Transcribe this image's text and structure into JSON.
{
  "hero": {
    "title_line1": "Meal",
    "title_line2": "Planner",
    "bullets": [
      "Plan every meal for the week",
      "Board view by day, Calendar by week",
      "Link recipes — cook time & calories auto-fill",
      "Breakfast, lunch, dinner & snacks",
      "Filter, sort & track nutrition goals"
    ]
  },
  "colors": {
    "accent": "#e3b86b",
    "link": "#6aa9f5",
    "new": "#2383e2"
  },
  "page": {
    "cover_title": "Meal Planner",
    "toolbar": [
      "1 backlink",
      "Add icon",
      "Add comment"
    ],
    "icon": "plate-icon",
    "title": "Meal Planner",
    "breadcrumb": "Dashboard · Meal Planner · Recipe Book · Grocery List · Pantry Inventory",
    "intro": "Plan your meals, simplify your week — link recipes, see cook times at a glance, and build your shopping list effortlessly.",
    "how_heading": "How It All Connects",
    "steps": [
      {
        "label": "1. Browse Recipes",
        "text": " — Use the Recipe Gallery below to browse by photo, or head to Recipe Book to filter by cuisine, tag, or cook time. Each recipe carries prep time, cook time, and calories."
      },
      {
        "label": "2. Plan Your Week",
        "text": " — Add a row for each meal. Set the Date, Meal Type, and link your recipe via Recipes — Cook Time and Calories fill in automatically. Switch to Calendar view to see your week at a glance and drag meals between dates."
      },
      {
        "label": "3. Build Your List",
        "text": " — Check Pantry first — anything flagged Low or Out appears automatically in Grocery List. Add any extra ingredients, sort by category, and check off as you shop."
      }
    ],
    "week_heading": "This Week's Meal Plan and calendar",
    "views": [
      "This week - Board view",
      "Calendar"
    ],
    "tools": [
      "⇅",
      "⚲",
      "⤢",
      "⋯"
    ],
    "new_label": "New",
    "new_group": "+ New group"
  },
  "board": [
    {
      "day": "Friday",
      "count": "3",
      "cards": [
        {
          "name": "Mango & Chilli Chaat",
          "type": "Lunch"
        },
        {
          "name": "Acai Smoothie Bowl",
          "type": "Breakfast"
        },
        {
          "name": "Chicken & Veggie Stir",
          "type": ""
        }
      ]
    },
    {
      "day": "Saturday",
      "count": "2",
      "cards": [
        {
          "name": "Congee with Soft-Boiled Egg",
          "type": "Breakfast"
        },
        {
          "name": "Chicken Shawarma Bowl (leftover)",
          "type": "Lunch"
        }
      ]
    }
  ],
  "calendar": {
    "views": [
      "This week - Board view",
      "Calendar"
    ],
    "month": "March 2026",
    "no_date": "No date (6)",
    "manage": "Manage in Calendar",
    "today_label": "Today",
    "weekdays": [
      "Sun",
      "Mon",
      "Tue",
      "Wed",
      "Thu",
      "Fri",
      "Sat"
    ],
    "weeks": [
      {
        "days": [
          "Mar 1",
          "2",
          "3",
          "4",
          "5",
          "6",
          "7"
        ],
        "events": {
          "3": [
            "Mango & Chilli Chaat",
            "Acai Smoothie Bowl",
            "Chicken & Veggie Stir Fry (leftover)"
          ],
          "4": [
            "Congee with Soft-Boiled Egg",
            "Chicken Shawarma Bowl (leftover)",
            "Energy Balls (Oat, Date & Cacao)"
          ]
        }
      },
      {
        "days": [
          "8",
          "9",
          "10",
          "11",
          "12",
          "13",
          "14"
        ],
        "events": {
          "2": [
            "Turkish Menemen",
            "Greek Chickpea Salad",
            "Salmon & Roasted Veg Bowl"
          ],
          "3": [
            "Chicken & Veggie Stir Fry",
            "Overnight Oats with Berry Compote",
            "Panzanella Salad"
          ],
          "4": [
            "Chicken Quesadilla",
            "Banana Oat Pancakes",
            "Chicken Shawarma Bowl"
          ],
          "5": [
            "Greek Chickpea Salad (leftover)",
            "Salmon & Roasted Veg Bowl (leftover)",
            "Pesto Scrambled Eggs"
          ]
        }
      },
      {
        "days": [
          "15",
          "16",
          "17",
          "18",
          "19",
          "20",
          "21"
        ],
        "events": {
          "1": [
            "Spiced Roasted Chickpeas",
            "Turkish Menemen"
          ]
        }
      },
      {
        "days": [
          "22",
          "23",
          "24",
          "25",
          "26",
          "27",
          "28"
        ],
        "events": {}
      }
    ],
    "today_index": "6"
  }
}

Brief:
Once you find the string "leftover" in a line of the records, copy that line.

Answer area:
          "name": "Chicken Shawarma Bowl (leftover)",
            "Chicken & Veggie Stir Fry (leftover)"
            "Chicken Shawarma Bowl (leftover)",
            "Greek Chickpea Salad (leftover)",
            "Salmon & Roasted Veg Bowl (leftover)",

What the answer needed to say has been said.